Paradigm Computer Consulting Blog
Email scams have become a sort of punchline, often featuring Nigerian princes or wealthy, unknown relatives in need of funds to get home. However, another email scam is anything but amusing, as it uses a unique possession of the target to entice them to comply: their life.
The Internet is rife with potential threats. Some are situational, but most are deliberate actions made by malicious entities who are trying to obtain any semblance of value from you or your company. Some of these exploits have been around longer than you’d imagine possible. This has been made evident by huge Internet-based companies such as PayPal and Facebook testing positive for a 19-year-old vulnerability that once allowed hackers to decrypt encrypted data.
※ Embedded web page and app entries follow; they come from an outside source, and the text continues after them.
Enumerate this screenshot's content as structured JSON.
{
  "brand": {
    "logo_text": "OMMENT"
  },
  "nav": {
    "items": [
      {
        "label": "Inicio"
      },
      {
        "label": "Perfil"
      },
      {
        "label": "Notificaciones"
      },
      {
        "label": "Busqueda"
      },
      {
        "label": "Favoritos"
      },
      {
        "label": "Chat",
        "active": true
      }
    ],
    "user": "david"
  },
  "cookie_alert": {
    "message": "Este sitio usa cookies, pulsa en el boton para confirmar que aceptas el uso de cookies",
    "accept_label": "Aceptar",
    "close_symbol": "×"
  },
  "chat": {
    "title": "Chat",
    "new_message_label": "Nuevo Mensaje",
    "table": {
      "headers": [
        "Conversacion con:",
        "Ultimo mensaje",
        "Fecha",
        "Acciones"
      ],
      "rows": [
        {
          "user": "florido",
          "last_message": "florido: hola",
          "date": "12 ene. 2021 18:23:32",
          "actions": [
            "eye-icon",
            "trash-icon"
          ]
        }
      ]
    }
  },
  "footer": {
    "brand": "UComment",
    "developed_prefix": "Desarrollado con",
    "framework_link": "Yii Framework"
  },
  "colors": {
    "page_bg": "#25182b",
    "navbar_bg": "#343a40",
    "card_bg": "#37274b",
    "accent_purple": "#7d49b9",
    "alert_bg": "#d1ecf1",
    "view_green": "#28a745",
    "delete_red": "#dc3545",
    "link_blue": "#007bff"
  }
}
Students generally love it when classes are cancelled for whatever reason, but thanks to a cybercriminal group called TheDarkOverlord Solutions, a school in Flathead Valley, Montana was disrupted for an extended period of time. This downtime resulted in a disruption of operations for over 30 schools, as well as the threat to the personal information of countless teachers, students, and administrators due to a ransomware attack.
Ransomware is a tricky piece of malware that locks down the precious files located on a victim’s computer, then (in theory) will return access to them when a ransom has been paid. Depending on the files stored on a victim’s computer, they might simply blow it off and not worry too much about losing access to a couple of pictures or videos--but what if this ransomware threatened to expose your web browsing history?